Sending call-center and clerical work offshore can shave 25% to 30% off the present costs of such operations, according to Gartner Research, a private firm. The New York Times and Boston Globe, among others, are each sending 40 to 50 clerical jobs to offshore contactors.
Even editorial and online operations are not immune from outsourcing.
Knight Ridder had a plan to create regional copy desks to handle headlines and layouts for groups of newspapers, a concept that was shelved prior to the sale of the company last year. Preposterous as the idea might sound, this is exactly what is being implemented in New Zealand by the publisher of the country’s largest daily and several other publications.
APN News and Media, a division of Britain’s Independent News & Media, is outsourcing about 70 jobs to an Australian company, according to Deutsche Presse-Agentur. If it works well, Independent News may extend the program to its titles in England and Ireland.
Reuters has more than 300 journalists in India writing many of the routine stories on its financial wires, according to MediaGuardian. Reuters has said it may increase the size of the Indian staff to 1,500 writers, though this could be affected by the potential merger with Thomson Corp.
And today's Los Angeles Times reports that a hyper-local website in Pasadena (not affiliated with a newspaper) has hired two writers in India, who, among other things, will cover city council meetings via webcam.
As valuable as Internet operations are to the future of newspaper companies, some publishers are having at least a portion of the work done overseas.
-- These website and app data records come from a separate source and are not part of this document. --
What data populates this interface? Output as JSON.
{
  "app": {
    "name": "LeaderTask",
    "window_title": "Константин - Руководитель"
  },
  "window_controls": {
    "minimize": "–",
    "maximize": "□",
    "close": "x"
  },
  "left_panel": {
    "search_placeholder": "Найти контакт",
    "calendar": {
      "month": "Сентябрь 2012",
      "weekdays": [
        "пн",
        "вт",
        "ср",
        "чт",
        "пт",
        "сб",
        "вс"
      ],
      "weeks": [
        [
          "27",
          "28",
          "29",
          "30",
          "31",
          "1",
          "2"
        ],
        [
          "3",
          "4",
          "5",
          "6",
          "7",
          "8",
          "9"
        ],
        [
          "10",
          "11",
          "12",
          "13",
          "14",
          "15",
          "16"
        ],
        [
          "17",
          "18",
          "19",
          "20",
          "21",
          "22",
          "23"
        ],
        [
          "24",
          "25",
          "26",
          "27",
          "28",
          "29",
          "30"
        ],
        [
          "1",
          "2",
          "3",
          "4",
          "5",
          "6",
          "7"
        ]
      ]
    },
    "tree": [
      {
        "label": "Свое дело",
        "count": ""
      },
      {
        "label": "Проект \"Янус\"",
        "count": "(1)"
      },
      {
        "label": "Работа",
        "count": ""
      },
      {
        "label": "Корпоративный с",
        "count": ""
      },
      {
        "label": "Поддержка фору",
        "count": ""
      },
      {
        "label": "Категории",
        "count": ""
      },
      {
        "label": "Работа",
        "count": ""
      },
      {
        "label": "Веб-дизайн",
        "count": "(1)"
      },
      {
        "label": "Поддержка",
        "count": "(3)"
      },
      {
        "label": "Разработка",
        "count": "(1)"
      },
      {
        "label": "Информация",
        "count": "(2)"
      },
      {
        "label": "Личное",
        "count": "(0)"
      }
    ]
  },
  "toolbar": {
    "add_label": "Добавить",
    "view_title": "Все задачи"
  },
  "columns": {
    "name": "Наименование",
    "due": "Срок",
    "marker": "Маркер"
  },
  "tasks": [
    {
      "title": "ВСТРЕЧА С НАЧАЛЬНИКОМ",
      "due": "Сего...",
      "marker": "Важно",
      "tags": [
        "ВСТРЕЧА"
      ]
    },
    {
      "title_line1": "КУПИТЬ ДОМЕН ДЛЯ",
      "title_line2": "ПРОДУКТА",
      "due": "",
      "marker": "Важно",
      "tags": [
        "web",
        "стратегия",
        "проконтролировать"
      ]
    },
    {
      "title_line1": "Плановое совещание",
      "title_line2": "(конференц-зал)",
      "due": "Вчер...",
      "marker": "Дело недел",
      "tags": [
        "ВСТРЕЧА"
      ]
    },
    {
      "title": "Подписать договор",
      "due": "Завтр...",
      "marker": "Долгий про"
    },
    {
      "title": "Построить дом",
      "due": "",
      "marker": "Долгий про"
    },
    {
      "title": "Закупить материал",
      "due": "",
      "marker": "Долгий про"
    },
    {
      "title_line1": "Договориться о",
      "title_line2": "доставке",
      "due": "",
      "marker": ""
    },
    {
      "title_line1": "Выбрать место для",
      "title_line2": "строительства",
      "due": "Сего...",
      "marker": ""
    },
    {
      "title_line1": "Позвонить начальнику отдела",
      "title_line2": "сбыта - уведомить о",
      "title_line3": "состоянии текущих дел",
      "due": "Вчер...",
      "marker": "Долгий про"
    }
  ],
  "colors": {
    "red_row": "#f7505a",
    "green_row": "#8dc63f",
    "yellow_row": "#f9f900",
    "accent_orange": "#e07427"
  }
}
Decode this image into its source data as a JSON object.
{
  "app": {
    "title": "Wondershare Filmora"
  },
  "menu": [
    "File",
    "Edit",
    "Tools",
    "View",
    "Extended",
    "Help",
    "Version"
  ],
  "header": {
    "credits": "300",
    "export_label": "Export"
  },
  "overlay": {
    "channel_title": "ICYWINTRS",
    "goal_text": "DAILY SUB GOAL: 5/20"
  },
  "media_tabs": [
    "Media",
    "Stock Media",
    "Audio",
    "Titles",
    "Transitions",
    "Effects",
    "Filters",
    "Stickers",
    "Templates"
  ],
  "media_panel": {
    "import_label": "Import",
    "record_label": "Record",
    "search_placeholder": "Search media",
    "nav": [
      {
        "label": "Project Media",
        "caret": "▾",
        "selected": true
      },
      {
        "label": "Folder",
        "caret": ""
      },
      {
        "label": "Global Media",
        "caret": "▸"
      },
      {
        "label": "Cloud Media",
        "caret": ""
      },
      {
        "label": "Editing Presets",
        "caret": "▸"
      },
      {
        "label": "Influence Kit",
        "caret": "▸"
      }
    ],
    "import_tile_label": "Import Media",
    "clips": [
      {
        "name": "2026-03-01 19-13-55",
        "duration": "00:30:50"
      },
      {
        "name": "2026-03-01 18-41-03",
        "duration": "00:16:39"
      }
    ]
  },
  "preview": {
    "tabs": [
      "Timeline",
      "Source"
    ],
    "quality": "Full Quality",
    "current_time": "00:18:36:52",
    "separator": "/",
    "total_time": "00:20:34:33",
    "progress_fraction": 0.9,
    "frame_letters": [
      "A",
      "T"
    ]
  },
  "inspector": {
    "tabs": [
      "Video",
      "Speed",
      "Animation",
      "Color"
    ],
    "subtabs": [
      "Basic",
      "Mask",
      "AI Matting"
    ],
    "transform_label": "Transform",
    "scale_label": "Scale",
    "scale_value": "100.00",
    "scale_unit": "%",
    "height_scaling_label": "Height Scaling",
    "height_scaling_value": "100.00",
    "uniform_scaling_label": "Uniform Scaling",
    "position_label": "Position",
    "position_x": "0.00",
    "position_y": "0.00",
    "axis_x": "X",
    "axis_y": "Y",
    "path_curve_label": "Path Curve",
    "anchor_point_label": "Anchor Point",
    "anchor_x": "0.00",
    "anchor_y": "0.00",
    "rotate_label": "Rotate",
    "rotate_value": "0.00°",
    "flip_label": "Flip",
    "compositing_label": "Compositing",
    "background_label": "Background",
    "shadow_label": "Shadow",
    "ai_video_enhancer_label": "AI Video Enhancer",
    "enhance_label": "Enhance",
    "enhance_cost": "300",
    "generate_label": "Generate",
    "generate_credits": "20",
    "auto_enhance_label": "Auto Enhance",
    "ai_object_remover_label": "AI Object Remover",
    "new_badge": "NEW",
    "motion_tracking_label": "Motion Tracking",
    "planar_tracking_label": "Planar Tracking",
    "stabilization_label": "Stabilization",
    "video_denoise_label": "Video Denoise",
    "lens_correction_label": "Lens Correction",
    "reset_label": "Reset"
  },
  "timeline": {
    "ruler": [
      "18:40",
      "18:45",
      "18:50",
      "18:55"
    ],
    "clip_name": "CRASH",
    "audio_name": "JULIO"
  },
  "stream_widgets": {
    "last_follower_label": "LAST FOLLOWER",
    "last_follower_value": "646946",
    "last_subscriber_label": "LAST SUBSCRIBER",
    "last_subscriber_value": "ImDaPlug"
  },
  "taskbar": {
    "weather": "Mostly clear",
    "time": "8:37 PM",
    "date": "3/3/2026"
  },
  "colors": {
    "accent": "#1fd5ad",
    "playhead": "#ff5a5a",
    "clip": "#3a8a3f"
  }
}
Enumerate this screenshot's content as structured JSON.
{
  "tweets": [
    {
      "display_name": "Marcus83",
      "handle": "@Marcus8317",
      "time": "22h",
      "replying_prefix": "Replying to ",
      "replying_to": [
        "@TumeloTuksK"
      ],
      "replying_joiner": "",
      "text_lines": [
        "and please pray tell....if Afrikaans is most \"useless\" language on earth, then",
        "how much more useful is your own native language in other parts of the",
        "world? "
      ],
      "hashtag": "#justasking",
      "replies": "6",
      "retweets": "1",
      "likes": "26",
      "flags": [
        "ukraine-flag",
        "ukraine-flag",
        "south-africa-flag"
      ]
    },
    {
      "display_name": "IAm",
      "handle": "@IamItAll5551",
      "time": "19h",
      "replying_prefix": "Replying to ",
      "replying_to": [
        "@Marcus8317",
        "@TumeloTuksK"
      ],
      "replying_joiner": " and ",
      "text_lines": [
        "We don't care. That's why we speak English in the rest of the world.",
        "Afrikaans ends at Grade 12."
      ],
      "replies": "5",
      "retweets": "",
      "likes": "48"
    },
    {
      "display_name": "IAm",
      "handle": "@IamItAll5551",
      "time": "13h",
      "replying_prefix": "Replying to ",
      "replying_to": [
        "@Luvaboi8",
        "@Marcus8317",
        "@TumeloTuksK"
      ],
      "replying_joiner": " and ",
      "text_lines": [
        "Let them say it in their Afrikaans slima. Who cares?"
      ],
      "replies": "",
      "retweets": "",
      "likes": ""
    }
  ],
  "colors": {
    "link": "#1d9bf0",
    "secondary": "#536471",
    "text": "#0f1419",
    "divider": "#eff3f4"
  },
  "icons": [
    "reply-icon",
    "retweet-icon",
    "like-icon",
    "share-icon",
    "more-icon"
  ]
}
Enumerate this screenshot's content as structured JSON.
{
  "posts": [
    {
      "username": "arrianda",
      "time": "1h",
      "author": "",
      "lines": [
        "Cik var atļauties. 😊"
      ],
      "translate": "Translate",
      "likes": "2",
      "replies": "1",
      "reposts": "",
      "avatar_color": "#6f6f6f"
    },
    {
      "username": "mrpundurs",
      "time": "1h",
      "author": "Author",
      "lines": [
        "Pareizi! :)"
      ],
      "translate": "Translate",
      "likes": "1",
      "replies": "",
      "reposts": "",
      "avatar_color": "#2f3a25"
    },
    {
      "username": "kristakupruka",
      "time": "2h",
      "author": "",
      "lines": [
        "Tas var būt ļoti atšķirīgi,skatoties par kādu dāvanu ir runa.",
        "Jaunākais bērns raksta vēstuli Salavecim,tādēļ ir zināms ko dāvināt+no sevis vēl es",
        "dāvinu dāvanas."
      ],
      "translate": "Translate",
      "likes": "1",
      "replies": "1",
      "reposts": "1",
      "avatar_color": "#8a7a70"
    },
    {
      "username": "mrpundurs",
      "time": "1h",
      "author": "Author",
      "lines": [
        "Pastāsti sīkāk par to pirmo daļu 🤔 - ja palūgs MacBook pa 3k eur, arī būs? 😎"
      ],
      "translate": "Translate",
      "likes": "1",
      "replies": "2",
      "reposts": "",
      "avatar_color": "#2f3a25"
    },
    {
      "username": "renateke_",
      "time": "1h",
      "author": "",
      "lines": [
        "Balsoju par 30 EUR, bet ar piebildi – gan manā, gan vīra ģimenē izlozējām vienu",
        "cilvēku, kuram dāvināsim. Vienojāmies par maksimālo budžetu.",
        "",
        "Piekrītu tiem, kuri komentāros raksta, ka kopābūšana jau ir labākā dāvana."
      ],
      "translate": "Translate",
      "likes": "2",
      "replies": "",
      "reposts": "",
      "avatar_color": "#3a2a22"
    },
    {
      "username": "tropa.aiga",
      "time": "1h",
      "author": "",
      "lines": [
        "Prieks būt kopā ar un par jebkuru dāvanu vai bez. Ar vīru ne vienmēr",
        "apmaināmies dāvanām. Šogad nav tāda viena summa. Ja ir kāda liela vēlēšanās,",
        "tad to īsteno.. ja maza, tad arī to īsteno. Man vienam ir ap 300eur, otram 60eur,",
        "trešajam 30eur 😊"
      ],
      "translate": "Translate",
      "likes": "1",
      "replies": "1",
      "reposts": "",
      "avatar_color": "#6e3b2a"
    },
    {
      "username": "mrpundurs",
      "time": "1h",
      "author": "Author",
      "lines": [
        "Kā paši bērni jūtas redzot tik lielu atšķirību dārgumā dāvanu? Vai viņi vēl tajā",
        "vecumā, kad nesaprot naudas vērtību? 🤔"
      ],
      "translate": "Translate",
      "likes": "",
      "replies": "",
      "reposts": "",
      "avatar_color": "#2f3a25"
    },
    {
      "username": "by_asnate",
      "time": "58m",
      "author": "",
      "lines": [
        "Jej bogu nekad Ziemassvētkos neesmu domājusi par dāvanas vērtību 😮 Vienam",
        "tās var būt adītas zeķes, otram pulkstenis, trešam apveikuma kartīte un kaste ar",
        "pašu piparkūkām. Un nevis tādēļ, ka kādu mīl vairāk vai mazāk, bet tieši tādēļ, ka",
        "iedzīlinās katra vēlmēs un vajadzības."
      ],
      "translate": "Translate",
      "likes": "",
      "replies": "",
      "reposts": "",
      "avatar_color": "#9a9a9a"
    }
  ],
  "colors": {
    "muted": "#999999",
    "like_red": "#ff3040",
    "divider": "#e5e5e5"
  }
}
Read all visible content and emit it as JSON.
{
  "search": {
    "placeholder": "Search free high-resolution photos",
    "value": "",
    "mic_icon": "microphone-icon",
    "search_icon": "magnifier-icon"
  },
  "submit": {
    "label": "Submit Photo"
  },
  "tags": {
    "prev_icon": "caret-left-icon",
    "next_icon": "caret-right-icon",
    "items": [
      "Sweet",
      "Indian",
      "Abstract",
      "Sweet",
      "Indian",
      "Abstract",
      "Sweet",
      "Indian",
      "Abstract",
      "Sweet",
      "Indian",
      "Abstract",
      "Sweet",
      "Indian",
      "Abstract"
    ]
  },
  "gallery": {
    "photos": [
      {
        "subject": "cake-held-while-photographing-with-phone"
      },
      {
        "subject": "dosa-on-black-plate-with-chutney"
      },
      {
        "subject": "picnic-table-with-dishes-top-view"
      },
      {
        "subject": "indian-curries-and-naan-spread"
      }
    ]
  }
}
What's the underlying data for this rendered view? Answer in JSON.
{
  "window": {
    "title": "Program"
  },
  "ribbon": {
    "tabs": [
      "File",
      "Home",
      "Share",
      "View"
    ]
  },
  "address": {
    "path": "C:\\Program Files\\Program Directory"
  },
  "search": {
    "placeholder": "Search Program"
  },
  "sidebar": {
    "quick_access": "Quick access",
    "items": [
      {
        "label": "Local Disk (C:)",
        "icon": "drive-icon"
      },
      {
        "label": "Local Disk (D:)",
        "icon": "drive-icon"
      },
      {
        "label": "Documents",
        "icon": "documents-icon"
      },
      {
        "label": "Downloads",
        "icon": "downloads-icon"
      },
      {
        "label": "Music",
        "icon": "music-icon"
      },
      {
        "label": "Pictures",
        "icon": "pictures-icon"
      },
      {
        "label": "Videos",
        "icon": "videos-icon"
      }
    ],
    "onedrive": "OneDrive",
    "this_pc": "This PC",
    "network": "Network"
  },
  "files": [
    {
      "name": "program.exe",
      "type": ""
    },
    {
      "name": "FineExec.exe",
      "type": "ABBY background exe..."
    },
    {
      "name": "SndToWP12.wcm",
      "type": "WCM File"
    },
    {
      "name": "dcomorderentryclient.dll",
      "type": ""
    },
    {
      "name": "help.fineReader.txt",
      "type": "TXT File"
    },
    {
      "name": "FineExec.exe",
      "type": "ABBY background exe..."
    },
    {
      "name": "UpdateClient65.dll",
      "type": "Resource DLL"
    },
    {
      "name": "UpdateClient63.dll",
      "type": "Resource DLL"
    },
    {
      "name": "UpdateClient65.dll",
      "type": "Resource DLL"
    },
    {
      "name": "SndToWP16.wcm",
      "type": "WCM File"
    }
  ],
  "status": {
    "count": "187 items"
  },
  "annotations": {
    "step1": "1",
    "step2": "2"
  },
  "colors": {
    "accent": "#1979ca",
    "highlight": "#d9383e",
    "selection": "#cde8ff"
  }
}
London’s Financial Times, for example, relies on a staff in the Philippines to help edit and maintain its web site.
With offshore development, testing, hosting and technical support common in the information-technology sector, it is only logical that newspapers could achieve additional economies by moving – or expanding – many of these functions abroad.
When everything from designing buildings to analyzing X-rays can be performed by lower-paid professionals in another part of the world, there’s no reason to believe newspapers can avoid the workforce shake-ups that have jolted most other industries.
Institutional inertia and economic self-satisfaction have maintained the status quo until now. As an increasingly challenging business environment forces newspapers out of their comfort zones, many dedicated workers, unfortunately, will be forced out of theirs, too.